But only the adept can access the fire, the adepts say, and only those who have been trained can receive illumination. And it’s here that Elisha’s children come back into play. Because children are illiterate. They’ll burst into a jealous rage when they encounter a reading adult. Only once they’ve calmed down will they turn to an animal mimicry: they’ll sit with a book, turn its pages, move their lips and make sounds, though understanding nothing. The Samaritan children taunted Elisha because they were envious of his prophecy – that’s what I was taught at school, with one bald rabbi adding that baldness was caused by too much thinking.
Most diaspora Jewish novelists are Elisha’s children, in a sense. They’re no more Judaically literate than your average shtetl peasant of a century ago. Most diaspora Jewish readers are even worse: with no Hebrew, no Yiddish, just a smattering of Bible lore, recipes and jokes. The novelist’s only solution for this ignorance is to reinvent Judaism, as Marcus has done. He has exiled the public name of the religion from its past in order to imbue it with private meaning. He has turned ‘Jew’ from appellation to word to pure intellection: fictile, unfixable, rootless. This is a variation on what Marcus earlier did with toasters and vacuums, ‘weather’ and ‘sleep’. It’s also a kabbalistic technique.
Kabbalists always practised meditating on individual Hebrew letters, even on the individual limbs of the letters, attempting to discern insights into the ineffable flame and, as kabbala became absorbed into Central and Eastern European Jewish life, this practice started to be recommended for shtetl peasants who had difficulties getting through the prayers. Don’t worry if you can’t read the Torah, just sit and stare at this Aleph; repeat it soundlessly three times a day – your worship counts all the same.

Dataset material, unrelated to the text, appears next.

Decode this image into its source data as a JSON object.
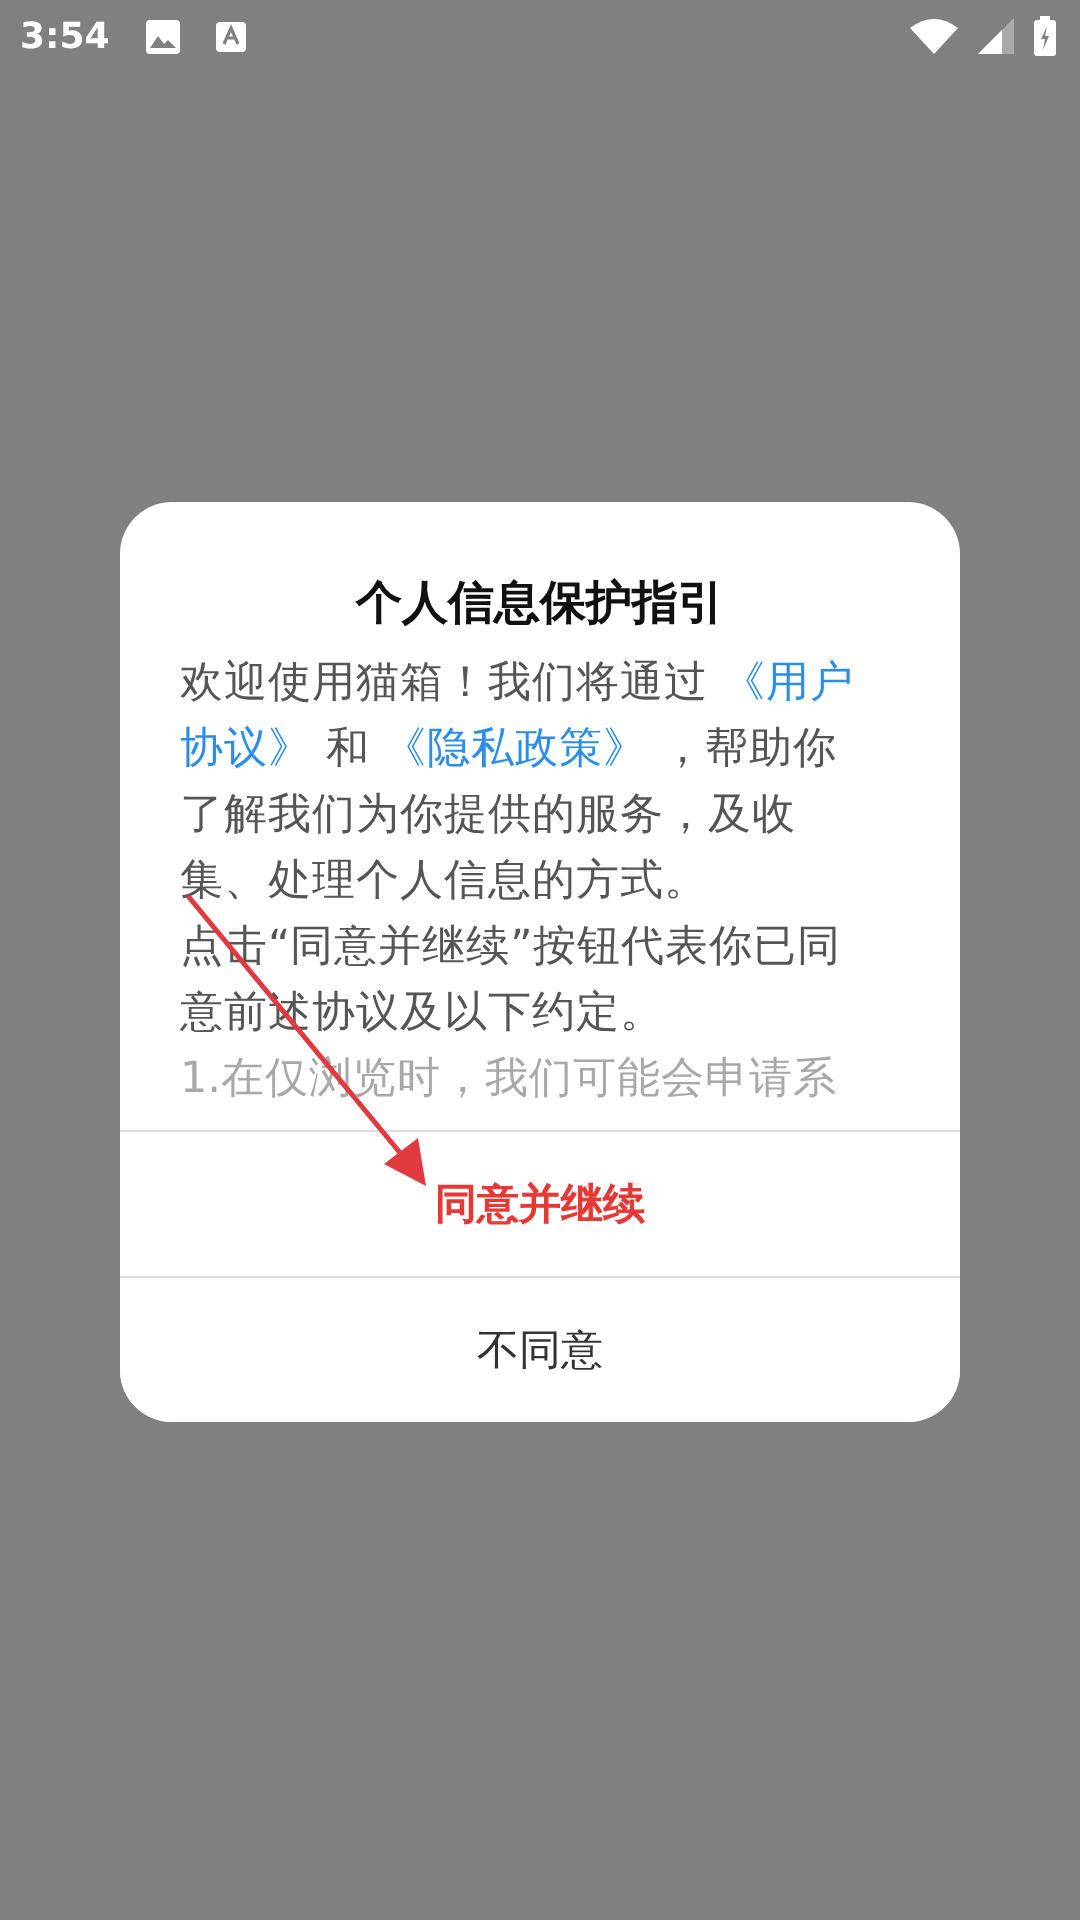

For those who fail to comprehend its significant and beautiful mysteries, I’d recommend the same method for Marcus’s book. Behind the black, amid the white, it burns.